The Stepford Fans
Blackburn Rovers have a reputation for being amongst English football’s best behaved fans. Unfortunately we are also accused of having no passion and turning our Ewood Park home into a ground lacking atmosphere.
What most of us didn’t realise is Blackburn Rovers have been used as a ‘Truman Show’ style experiment since the 1990’s. This started when we became flushed with money, thanks to our benefactor, Uncle Jack. Along with money spent on Ewood Park and the playing side, Rovers brought along the appliance of science. As well as becoming the first football club in the country to open up its own TV station, one of our lesser known captures was a consumer psychologist.
This practitioner was surprised at the time by how music was used to inspire the new ice hockey team in Blackburn. Fans of the then Blackburn Blackhawks had a reputation for being as wild as the players. This was down to aggressive heavy metal and punk rock being played when the team scored or players were rolling around fighting on the ice. For a time you couldn’t hear yourself think in the Arena due to the crowd noise. Unfortunately the cheerleaders couldn’t keep up with the music and the fans were too busy shaking their own hair to follow the match.

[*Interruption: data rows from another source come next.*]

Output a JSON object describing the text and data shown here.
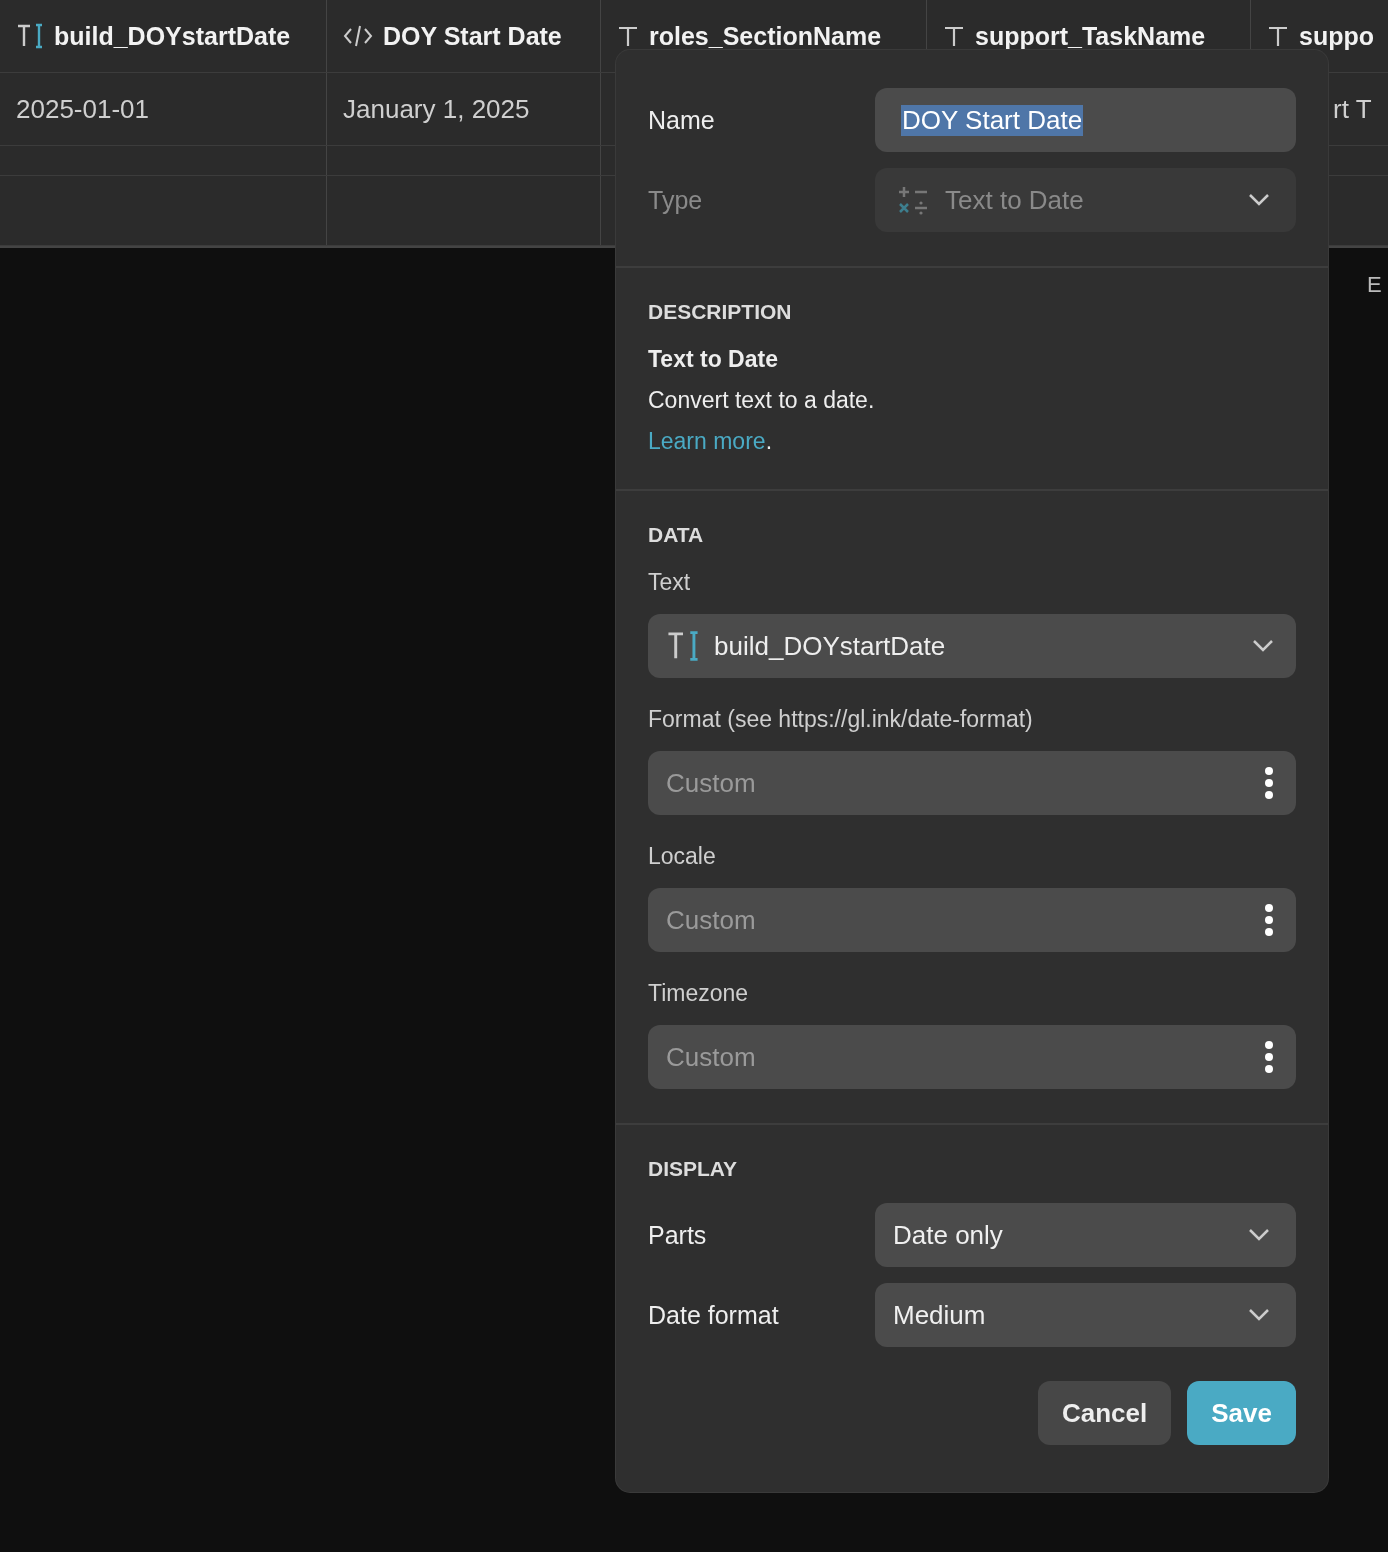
{
  "table": {
    "columns": [
      {
        "kind": "text",
        "label": "build_DOYstartDate"
      },
      {
        "kind": "code",
        "label": "DOY Start Date"
      },
      {
        "kind": "plain",
        "label": "roles_SectionName"
      },
      {
        "kind": "plain",
        "label": "support_TaskName"
      },
      {
        "kind": "plain",
        "label": "suppo"
      }
    ],
    "rows": [
      [
        "2025-01-01",
        "January 1, 2025",
        "",
        "",
        "rt T"
      ],
      [
        "",
        "",
        "",
        "",
        ""
      ],
      [
        "",
        "",
        "",
        "",
        ""
      ]
    ]
  },
  "side_text": "E",
  "dialog": {
    "name": {
      "label": "Name",
      "value": "DOY Start Date",
      "selected": true
    },
    "type": {
      "label": "Type",
      "value": "Text to Date",
      "disabled": true
    },
    "description": {
      "heading": "DESCRIPTION",
      "title": "Text to Date",
      "text": "Convert text to a date.",
      "link": "Learn more",
      "after_link": "."
    },
    "data": {
      "heading": "DATA",
      "fields": [
        {
          "kind": "column",
          "label": "Text",
          "value": "build_DOYstartDate"
        },
        {
          "kind": "custom",
          "label": "Format (see https://gl.ink/date-format)",
          "placeholder": "Custom"
        },
        {
          "kind": "custom",
          "label": "Locale",
          "placeholder": "Custom"
        },
        {
          "kind": "custom",
          "label": "Timezone",
          "placeholder": "Custom"
        }
      ]
    },
    "display": {
      "heading": "DISPLAY",
      "rows": [
        {
          "label": "Parts",
          "value": "Date only"
        },
        {
          "label": "Date format",
          "value": "Medium"
        }
      ]
    },
    "buttons": [
      {
        "kind": "secondary",
        "label": "Cancel"
      },
      {
        "kind": "primary",
        "label": "Save"
      }
    ]
  }
}
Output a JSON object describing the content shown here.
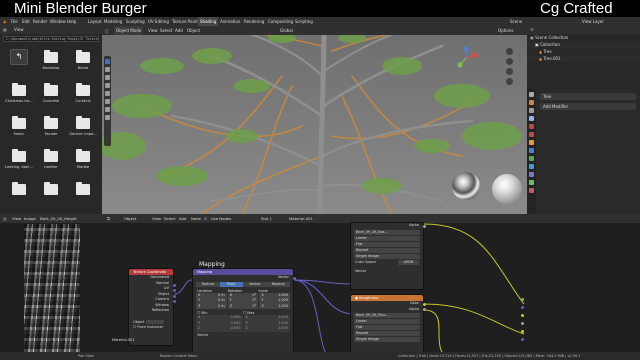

Not all of these psychological experiments were successful at Rovers either. The first was with recorded crowd noise being played during the match. Unfortunately it was louder than the fans in the ground. It also confused players and annoyed the fans. Another unsuccessful attempt was to try and pacify Sweden’s Trelleborg fans when we first entered the UEFA Cup. Nobody told our psychologist, when you keep playing ABBA records to Swedish people, it winds them up and makes them angry. Our resulting humiliating defeat is well documented. Subsequent experiments, playing ‘The Smiths’ music to fans from Manchester, also supported this theory.
Since those early days, success has followed. The subliminal messages produced by the big screen during broadcasts have become an effective form of advertising. These involve micro-second suggestions during recorded highlights, inviting you to: ‘bring a friend’, ‘place a bet’, ‘buy a pie’, ‘have a beer at half time’ and ‘go to the Roverstore after the match’.
Some supporters aren’t happy with this form of advertising though, accusing Rovers of ‘1984’ style thought control. Nicknaming us ‘The Stepford Fans’, they claim we are being brainwashed. Turning us into docile, unthinking automatons, accepting everything Rovers give us. Rovers management retorted angrily to these accusations, saying the fans must be out of their minds.